Wednesday, March 3, 2010

Adventures in Left Brain - Right Brain Thinking

What’s right about my left brain?

I came from a home with a genius in residence. As Beethoven played, it was admirable to discuss and THINK about others’ creativity, but spontaneity was thwarted. Stargazing, gardening, and reading, reading, reading, especially (shudder) scary sci-fi stories were the closest we were allowed to the edge of the corpus callosum bridging our strict left brain lives to that strange world of originality on the right.

While I was by night in my secret dreams, a rebel, fighting against the encroaching unjust empire, in real life I was a “good girl” who lived up to every left-brain expectation made of me. I was a terrific speller, understood the finer points of grammar and sentence structure or science and as time went by chose trigonometry over choir. (Yuk!) My first job after graduation was as a competent and well-paid assistant bookkeeper in the main office of a large credit agency.

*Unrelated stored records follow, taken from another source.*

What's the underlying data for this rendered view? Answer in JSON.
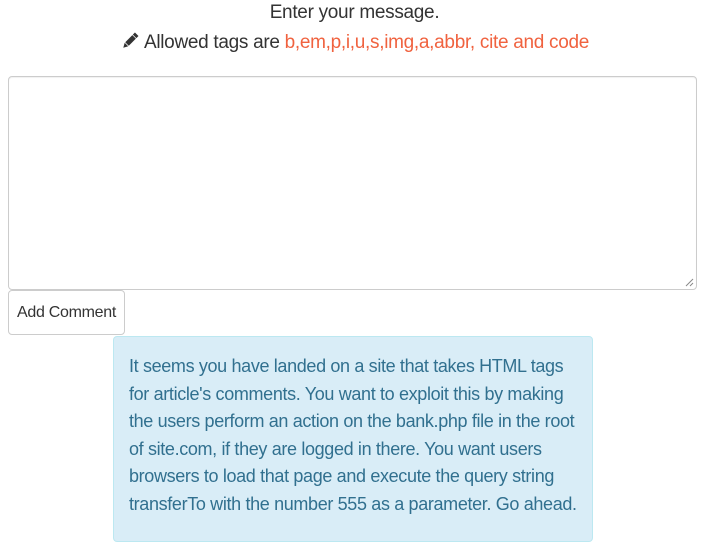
{
  "prompt": {
    "title": "Enter your message.",
    "allowed_prefix": "Allowed tags are",
    "allowed_tags": "b,em,p,i,u,s,img,a,abbr, cite and code",
    "icon": "pencil-icon"
  },
  "form": {
    "textarea_value": "",
    "add_comment_label": "Add Comment"
  },
  "info": {
    "text": "It seems you have landed on a site that takes HTML tags for article's comments. You want to exploit this by making the users perform an action on the bank.php file in the root of site.com, if they are logged in there. You want users browsers to load that page and execute the query string transferTo with the number 555 as a parameter. Go ahead."
  },
  "colors": {
    "accent": "#f0623f",
    "info_background": "#d9edf7",
    "info_border": "#bce8f1",
    "info_text": "#31708f"
  }
}
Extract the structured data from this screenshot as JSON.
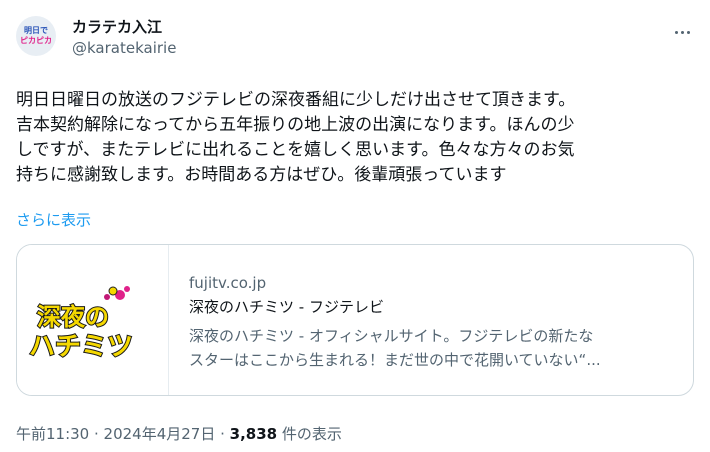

It all sounds good, except I would periodically need sick days to prevent permanent melt-down. This did nothing to allay my preconceived notion that genius was to be feared as a door to insanity. Every day for forty-two years, I was an exhausted butterfly with wet wings straining to break free of my cocoon. I couldn’t even put this in words. I only knew something wasn’t right. It turns out the something was my brain, and left-brain living was not right for me.

What’s left of my right brain?

Once I identified the problem, I tried to use both sides equally. My husband and daughter do this without effort. For me, not so much. If I rose to giddy creative heights, I'd strain to function in foreign left brain territory until one day I accepted who God made me to be.

Now, at fifty-five, I flutter about my colorful day singing, serving up new and delectable dishes for my husband, dabbling at homemaking, and creating people, places, and crises on paper or computer, which I then solve.

I’m having a blast and I haven’t needed a mental health day in years. I am learning to live out-of-the box. Plus, I have a plethora of survival stories from which to draw. This leaves me in the position to write, write, write. Ahhhh! Home, Sweet Right-brained Home. The only thing finer would be a book contract.

The caveat to this new brain-style is I can no longer spell correctly, my grammar is atrocious, and as Rachael Phillips can testify, I can’t add or subtract anything over $5.00. I can live with that.

Are you right- or left-brained? One isn't superior, but how do you reconcile differences between the two? Do you have special exercises to move from one to the other? Does the time of day make a difference? Inquiring minds want to know


  1. As I read your post, I wanted to raise my hand and wave it in the air yelling, "me too!" I took two math classes my junior year of high school and skipped home economics. Maybe not the best decision. I still can't cook or sew. But I want to. LOL. Great post!

  2. I got As in Engligh and math and won the Boshch and Lomb (spelling?) science award (at a very small high school without much competition). That means I can handle the accounting for my writing business as well as doing the creative work. I also love both working with words and researching. So for me, it's great to let the two sides of the brain compliment each other.

  3. I love the comment. "it's great to let the two sides of the brain compliment each other." That is exactly what we each need to do. It'll be different for each, however, my left-brain training insists there should be a precise mathematical formula for that and my right-brain wants to lie in a field of daisies, watch the clouds and let it work itself out. I can hardly blame it, after all it was squelched for a very, very long time.

  4. I love reading this kind of thing, Mary. I studied learning theories in grad school and still find as much as I can about this. Saying that, though, doesn't always mean I have it all figured out.

    I am at war in my brain half the time. (LOL.) It's been a dilemma to work on one side, when suddenly the other side wants to take over. I am most comfortable with left-brain activity, and have fought against the probably more natural right-brain tendencies way too much.

    What a good post!